I’ve been writing about movies for a while now. Just simple stuff, really. About 5 years ago, I joined Through the Shattered Lens, an entertainment review site with some very talented writers. I’ve shared some thoughts on films and learned quite a bit in the process. I’m having a fantastic time there, but I also ran into two problems:
1.) A number of people ask where they could find me online, and though I always make the Lens that point of reference, I get this question:
“Yeah, that’s great and all, but what if I’m looking for just you?”, to which I give them my Author page on that site.
Easily fixable – make a site of my own. I’ve seen some of the other Lens writers do it, and a number of professional film critics have personal pages too.
2.) A wild thing happened around my 2nd year – my “popularity” boomed. Well, it boomed as much I would allow it. I networked, talked to various other critics and reviews and even met a few in person, which was awesome. My Twitter, which was made of up of the 15 to 30 friends I knew from sites like Vox and ones I knew from before then, suddenly shot up to about 500 over time. It’s small scale compared to many of the major players in writing, but it’s a much larger audience than I was used to. Articles I wrote were being shared amongst co-workers at my Day job, and even my boss has complimented me on my writing (which has also lead to other opportunities). Before the end of any given week, I’d find myself faced with at least one person asking what was the next movie coming out and what I thought about it. Add to this the thousands of readers on The Shattered Lens, and I freaked out.
My writing output slowed to a near halt.
Some people are discouraged by negative feedback. I’m someone who practically stopped writing because people liked what I created.
Days Without Incident has been in existence since October of 2015.
So, what is this all about?
I had this dream one night.
I was standing on the Concession stand line at a fictional movie theatre, waiting to receive my refreshments when I noticed a sign that read “We have had 5 Days Without Incident. Please make wise film choices.” Receiving my popcorn, I smiled and bought the sign to the cashier’s attention.
“Hey, What constitutes an Incident?” I asked.
The fellow, who happened to look like my little brother, chuckled at the sign.
“Have you ever watched a movie so bad, you wanted to walk out of it? So bad that you’d rather not tell anyone you saw it, out of the fear of being known as ‘That person who actually paid to see that crappy film.”?
“Yeah, I can come up with a few, actually.” I said.

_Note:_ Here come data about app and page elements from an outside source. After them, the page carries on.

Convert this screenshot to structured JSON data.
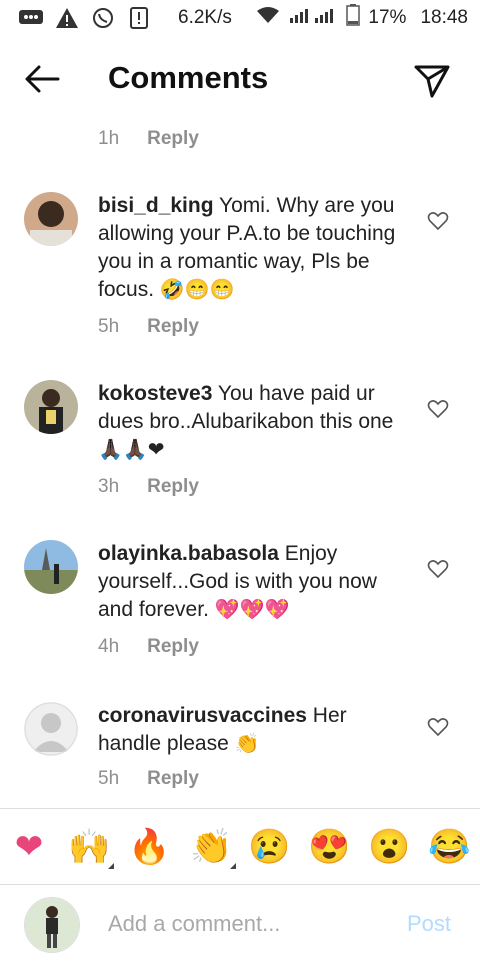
{
  "status_bar": {
    "speed": "6.2K/s",
    "battery": "17%",
    "time": "18:48"
  },
  "header": {
    "title": "Comments"
  },
  "top_meta": {
    "time": "1h",
    "reply": "Reply"
  },
  "comments": [
    {
      "username": "bisi_d_king",
      "text": "Yomi.  Why are you allowing your P.A.to be touching you in a romantic way, Pls be focus.",
      "emojis": "🤣😁😁",
      "time": "5h",
      "reply": "Reply"
    },
    {
      "username": "kokosteve3",
      "text": "You have paid ur dues bro..Alubarikabon this one",
      "emojis": "🙏🏿🙏🏿❤",
      "time": "3h",
      "reply": "Reply"
    },
    {
      "username": "olayinka.babasola",
      "text": "Enjoy yourself...God is with you now and forever.",
      "emojis": "💖💖💖",
      "time": "4h",
      "reply": "Reply"
    },
    {
      "username": "coronavirusvaccines",
      "text": "Her handle please",
      "emojis": "👏",
      "time": "5h",
      "reply": "Reply"
    }
  ],
  "reactions": [
    "❤",
    "🙌",
    "🔥",
    "👏",
    "😢",
    "😍",
    "😮",
    "😂"
  ],
  "composer": {
    "placeholder": "Add a comment...",
    "post_label": "Post"
  },
  "colors": {
    "heart_red": "#e8457a",
    "post_blue": "#b3dbff",
    "meta_gray": "#8e8e8e"
  }
}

“Well, there you go.” The concession stand attendant replied and smiled. “Every extremely bad film is labelled an Incident and we bring the counter back to Zero.”
As luck would have it, a young couple approached the nearest ticket taker, visibly upset.
“I’d like to speak to your Manager. I demand a refund! This movie was so bad, my love clawed their eyes out!! Help me, Please!” the moviegoer barked, waving her ticket. Her partner’s face was pointed towards the sky with blood running from their eyes. Within will Iutes, I caught sight of the Manager as they walked over to the couple, with a medical crew.
“Damn. We were on such a run, too.” The concession stand attendant said. “Oh, well, back to zero, I guess.” He added before walking off.
That’s basically how this site works. If I find a film that’s particularly bad, it’s labeled an “Incident”. If not, it’s just a review.